-- Exercise materials --
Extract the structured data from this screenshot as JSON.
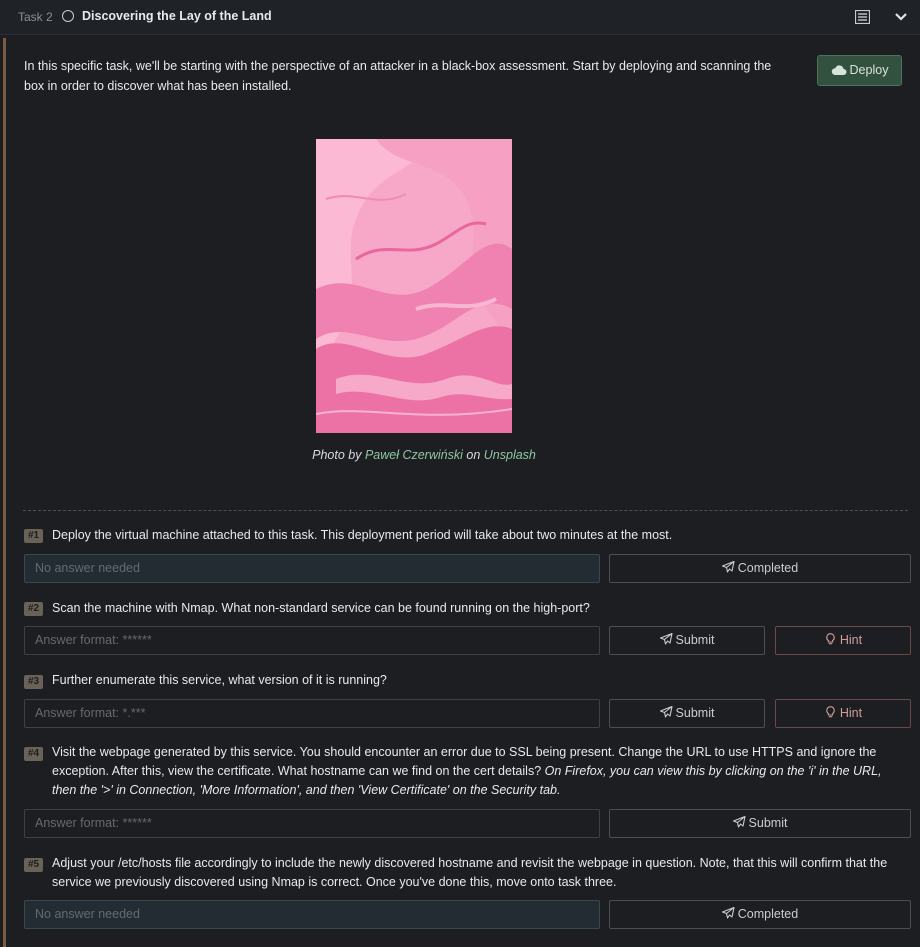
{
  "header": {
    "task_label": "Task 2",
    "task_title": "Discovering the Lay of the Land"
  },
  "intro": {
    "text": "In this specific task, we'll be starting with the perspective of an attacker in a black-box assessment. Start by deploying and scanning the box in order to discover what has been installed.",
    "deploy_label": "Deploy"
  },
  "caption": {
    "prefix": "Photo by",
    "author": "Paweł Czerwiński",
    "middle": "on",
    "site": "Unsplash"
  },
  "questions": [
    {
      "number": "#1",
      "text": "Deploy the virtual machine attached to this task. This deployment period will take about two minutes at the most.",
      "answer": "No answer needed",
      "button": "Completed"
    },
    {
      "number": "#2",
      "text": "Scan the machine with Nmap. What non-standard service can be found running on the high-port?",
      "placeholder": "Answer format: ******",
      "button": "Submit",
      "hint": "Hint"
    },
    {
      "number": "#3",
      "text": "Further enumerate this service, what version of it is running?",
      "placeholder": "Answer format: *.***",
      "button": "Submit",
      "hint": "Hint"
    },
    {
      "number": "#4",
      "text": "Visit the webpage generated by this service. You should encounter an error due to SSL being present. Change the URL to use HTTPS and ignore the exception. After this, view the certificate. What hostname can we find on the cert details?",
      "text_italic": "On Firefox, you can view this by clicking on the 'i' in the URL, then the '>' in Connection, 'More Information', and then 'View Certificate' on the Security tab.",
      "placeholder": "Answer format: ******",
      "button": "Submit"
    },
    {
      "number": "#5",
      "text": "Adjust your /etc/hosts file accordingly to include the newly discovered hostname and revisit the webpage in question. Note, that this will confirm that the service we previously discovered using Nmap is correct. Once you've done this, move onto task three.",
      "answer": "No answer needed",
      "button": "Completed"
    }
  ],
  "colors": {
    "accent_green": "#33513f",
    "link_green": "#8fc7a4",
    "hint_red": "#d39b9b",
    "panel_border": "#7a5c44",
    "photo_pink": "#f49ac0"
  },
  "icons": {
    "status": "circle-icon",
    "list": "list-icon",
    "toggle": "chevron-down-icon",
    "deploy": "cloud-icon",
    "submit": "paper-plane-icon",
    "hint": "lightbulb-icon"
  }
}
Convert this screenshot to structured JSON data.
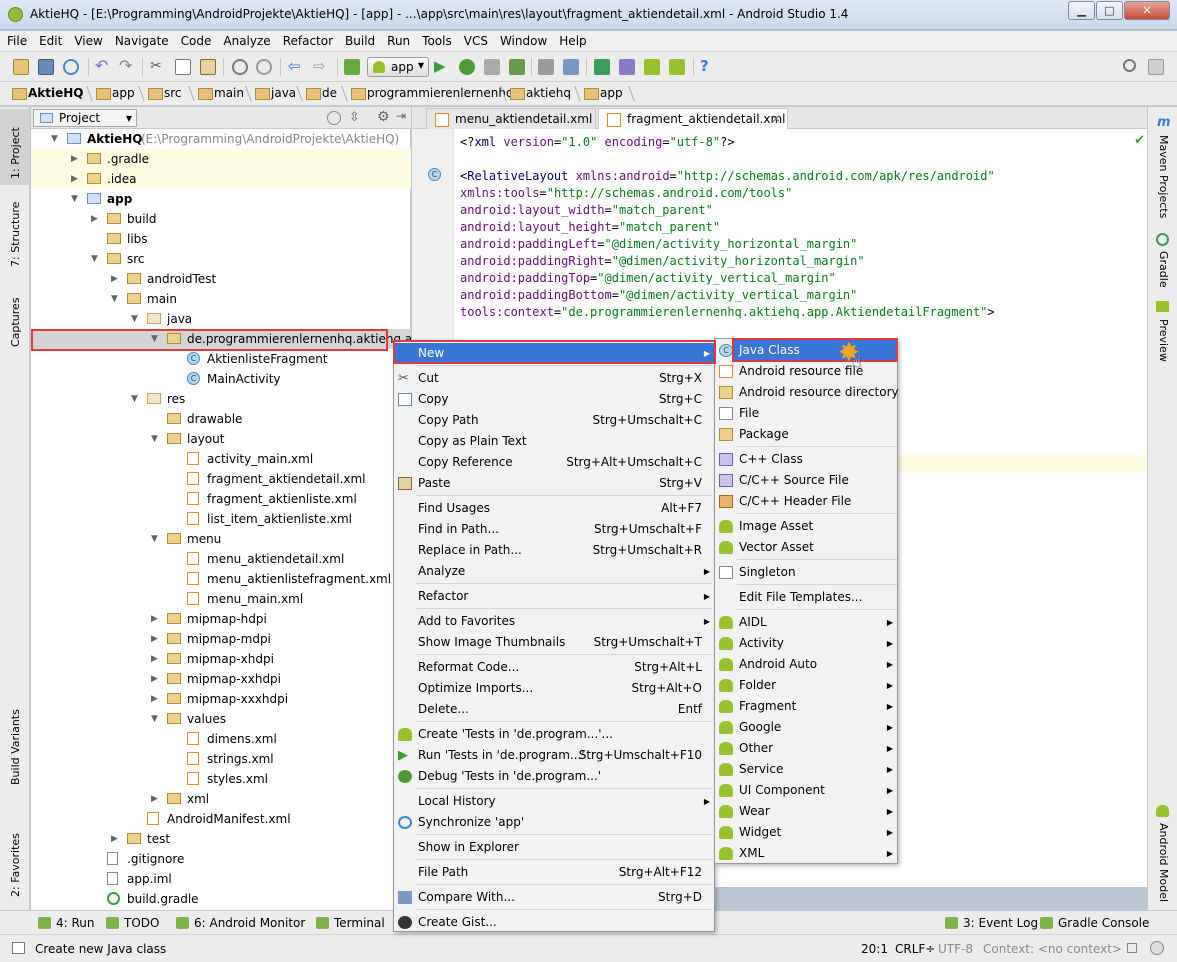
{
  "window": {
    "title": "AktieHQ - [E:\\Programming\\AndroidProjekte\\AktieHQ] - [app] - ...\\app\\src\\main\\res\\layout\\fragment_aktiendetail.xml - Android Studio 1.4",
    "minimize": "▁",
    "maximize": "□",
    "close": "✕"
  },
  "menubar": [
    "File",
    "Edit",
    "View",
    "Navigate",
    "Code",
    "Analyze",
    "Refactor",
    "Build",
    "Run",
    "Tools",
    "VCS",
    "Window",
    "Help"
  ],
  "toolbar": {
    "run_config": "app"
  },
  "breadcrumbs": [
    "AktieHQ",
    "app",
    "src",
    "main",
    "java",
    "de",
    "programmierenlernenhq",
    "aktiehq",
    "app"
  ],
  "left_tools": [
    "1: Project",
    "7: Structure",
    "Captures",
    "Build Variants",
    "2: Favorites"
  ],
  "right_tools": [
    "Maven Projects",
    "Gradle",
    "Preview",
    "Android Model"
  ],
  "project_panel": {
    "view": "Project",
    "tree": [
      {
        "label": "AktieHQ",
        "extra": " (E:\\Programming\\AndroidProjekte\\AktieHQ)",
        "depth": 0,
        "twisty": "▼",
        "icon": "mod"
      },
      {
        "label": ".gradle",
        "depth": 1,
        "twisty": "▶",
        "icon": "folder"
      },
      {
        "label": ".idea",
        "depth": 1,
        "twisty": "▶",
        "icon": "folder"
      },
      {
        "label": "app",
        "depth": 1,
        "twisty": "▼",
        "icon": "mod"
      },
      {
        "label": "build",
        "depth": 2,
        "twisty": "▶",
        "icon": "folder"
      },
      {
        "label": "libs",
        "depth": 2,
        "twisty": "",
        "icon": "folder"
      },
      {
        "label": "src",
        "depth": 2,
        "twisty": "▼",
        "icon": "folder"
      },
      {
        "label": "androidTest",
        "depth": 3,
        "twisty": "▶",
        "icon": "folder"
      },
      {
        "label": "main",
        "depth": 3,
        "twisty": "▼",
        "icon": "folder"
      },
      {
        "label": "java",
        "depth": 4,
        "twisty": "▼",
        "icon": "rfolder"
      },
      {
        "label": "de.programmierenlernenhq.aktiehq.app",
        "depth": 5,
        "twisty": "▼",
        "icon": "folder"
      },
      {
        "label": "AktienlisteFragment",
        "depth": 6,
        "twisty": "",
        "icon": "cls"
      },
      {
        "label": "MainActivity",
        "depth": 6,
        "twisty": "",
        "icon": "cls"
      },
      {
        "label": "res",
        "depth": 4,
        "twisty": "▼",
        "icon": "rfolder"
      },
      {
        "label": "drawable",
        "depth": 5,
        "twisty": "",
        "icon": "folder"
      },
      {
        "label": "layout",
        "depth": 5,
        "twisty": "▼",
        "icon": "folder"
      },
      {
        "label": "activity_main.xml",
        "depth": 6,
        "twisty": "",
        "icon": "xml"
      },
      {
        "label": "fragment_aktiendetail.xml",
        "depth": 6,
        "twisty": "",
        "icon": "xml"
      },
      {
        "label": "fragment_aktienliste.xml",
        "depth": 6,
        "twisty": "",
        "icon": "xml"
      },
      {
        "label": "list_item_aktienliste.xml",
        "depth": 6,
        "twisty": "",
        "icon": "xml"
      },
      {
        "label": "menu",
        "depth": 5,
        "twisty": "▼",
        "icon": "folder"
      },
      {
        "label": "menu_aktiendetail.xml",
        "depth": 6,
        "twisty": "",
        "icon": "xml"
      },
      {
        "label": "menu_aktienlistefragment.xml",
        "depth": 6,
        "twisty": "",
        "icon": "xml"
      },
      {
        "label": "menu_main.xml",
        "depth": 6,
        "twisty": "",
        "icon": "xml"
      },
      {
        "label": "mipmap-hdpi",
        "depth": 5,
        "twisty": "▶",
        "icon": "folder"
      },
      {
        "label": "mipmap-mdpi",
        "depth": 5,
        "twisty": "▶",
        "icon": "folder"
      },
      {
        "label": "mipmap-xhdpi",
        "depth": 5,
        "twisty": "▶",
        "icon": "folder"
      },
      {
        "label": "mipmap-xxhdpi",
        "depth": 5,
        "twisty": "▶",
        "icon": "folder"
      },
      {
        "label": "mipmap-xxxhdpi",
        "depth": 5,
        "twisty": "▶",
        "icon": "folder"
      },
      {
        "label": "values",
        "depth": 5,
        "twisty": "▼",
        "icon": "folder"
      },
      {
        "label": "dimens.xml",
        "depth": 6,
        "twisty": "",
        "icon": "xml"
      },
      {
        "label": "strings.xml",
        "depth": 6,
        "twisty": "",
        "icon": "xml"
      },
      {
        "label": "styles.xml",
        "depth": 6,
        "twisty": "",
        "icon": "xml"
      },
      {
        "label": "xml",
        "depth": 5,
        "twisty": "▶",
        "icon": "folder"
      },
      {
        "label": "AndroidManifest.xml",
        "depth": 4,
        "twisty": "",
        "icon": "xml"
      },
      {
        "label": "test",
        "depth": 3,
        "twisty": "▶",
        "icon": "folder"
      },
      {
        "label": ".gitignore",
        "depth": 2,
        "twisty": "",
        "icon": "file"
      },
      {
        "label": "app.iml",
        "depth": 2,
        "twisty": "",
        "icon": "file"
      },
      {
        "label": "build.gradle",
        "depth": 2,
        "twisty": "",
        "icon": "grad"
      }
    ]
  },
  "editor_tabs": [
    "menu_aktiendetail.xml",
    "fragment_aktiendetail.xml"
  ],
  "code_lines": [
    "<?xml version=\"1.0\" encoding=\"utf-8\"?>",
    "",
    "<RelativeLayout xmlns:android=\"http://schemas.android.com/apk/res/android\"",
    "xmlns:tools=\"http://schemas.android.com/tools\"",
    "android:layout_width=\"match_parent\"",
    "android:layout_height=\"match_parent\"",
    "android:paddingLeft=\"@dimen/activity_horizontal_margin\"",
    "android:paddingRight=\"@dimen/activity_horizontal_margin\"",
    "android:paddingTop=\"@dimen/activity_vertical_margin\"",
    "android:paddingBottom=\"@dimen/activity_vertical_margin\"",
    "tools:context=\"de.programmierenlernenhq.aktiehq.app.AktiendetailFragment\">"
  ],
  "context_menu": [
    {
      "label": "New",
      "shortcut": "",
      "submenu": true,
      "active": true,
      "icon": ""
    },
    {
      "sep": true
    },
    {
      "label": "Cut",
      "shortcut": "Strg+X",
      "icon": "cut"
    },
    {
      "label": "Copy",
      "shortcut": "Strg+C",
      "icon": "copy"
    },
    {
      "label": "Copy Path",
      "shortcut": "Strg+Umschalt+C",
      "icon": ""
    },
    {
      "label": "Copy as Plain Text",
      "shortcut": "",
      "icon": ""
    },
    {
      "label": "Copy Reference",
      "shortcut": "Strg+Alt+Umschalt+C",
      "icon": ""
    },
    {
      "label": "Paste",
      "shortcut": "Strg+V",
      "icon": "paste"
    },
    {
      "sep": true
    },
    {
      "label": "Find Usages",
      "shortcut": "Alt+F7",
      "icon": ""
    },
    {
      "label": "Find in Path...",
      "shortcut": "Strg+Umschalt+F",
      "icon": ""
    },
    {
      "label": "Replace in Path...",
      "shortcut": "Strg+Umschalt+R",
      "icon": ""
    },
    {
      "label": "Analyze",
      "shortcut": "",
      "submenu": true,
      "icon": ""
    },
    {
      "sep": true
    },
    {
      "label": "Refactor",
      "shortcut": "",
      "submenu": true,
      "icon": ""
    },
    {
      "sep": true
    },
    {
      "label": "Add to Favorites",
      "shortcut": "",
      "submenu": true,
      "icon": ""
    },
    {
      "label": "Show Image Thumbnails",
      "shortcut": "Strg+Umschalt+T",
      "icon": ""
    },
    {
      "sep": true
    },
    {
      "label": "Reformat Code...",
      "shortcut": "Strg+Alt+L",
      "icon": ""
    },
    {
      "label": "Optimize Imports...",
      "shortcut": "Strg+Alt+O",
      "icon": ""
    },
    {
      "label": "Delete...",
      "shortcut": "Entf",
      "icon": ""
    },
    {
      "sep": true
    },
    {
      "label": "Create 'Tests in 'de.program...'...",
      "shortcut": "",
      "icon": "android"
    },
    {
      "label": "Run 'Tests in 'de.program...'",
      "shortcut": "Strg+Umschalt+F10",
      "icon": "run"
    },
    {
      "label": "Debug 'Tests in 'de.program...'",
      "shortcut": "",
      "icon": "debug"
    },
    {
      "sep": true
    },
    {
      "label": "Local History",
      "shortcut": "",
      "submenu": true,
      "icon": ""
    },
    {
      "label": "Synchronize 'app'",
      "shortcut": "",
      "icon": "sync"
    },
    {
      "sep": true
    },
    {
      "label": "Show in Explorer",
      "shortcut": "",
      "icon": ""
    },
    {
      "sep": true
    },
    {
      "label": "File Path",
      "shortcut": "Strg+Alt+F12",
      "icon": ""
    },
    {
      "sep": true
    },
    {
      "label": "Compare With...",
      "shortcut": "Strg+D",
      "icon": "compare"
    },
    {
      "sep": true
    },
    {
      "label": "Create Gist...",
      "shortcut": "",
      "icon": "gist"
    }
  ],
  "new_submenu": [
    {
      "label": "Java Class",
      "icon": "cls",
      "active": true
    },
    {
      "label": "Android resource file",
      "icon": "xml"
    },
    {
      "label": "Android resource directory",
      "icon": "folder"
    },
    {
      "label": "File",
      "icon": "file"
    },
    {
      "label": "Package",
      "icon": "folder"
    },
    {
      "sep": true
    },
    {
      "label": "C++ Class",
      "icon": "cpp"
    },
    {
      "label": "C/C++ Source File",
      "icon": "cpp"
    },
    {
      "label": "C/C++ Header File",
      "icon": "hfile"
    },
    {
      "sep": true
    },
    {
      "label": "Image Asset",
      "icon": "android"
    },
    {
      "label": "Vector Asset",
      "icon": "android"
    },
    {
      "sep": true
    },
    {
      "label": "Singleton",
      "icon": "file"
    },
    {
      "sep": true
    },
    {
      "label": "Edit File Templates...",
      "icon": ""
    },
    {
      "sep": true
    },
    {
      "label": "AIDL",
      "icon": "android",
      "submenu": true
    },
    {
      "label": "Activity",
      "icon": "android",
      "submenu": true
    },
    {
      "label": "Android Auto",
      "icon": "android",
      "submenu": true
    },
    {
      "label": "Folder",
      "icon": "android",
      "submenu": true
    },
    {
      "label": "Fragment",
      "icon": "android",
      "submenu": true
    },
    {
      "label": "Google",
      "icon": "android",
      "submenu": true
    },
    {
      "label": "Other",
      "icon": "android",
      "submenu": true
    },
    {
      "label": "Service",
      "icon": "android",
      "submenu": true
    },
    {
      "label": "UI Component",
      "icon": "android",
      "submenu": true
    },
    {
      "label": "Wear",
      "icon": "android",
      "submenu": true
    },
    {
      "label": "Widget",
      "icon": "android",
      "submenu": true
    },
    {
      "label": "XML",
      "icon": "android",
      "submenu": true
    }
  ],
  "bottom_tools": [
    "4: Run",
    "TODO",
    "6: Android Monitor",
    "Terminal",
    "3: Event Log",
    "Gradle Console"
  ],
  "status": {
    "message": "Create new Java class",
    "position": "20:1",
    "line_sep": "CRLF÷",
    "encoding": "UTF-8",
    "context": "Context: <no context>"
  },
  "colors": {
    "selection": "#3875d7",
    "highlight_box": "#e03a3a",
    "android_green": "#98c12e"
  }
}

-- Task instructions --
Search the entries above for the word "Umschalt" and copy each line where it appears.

-- Solution below --
      "shortcut": "Strg+Umschalt+C",
      "shortcut": "Strg+Alt+Umschalt+C",
      "shortcut": "Strg+Umschalt+F",
      "shortcut": "Strg+Umschalt+R",
      "shortcut": "Strg+Umschalt+T",
      "shortcut": "Strg+Umschalt+F10",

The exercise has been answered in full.